Green Party co-leader Baerbock said she saw the results of the climate conference as a mandate for the future German government to “get out of fossil fuels sooner and put clean industry technologies on. the right path”. When asked on state television if Germany’s exit from coal would happen much sooner if his party was in the next government, Bearbock replied “Yes”.
In a document outlining the preliminary results of the negotiations, the parties said the “central task” of the new government was to put the country on a 1.5 Â° C trajectory. They also said there was a need to accelerate the exit from coal from the current target date of 2038, “ideally” until 2030.
An alliance of 13 major social and environmental NGOs appealed to the likely next Chancellor Scholz and his potential new government to step up their climate ambitions following the Glasgow conference. “The turning point to keep the limit of 1.5 degrees Celsius within reach has not yet been crossed,” the NGOs said. “This is why we appeal to [prospective government] parties to reach a coalition agreement with the goal of reducing emissions by 70% by 2030 compared to 1990. To achieve this, the phase-out of coal must be implemented by 2030. percent by 2030.

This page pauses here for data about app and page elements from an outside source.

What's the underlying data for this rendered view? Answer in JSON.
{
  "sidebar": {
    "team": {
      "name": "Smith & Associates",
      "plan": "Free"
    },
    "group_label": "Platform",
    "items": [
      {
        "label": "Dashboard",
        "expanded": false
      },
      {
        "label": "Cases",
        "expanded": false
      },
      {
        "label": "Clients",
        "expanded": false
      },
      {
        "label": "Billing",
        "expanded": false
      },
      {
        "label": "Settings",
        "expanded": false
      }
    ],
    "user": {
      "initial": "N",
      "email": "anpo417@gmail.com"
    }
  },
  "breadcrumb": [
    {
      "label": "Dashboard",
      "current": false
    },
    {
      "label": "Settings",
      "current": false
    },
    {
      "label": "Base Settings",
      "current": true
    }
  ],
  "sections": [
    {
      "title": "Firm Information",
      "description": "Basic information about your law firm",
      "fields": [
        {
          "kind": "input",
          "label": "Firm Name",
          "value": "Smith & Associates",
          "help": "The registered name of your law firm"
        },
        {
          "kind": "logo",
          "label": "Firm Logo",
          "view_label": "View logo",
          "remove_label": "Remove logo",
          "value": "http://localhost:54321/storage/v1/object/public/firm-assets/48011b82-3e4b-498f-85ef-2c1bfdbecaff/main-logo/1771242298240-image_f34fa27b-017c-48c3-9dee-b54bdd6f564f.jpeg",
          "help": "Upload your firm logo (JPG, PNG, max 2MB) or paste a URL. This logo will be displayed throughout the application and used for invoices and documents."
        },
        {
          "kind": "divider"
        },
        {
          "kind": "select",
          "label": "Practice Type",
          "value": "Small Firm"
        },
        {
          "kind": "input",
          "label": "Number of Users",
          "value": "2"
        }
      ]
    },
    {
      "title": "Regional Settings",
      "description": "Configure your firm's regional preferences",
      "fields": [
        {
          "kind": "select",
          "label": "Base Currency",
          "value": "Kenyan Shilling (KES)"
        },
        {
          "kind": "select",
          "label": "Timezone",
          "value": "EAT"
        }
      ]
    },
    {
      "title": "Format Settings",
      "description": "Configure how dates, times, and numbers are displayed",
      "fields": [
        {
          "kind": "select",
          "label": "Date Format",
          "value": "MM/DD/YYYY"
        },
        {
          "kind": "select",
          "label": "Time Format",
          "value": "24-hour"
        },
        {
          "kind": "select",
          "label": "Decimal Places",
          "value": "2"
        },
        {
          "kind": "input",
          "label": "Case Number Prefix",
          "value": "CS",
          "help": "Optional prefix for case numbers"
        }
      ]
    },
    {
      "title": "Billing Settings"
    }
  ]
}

NGOs also called for an end to climate-damaging subsidies, a faster deployment of renewable energy, a doubling of climate finance and an increase in international climate partnerships. “The ambitious implementation of the Glasgow resolutions must start in Germany today,” their call said, adding that the coalition agreement will be “the key instrument against which we will measure the SPD, the Greens and the FDP. “.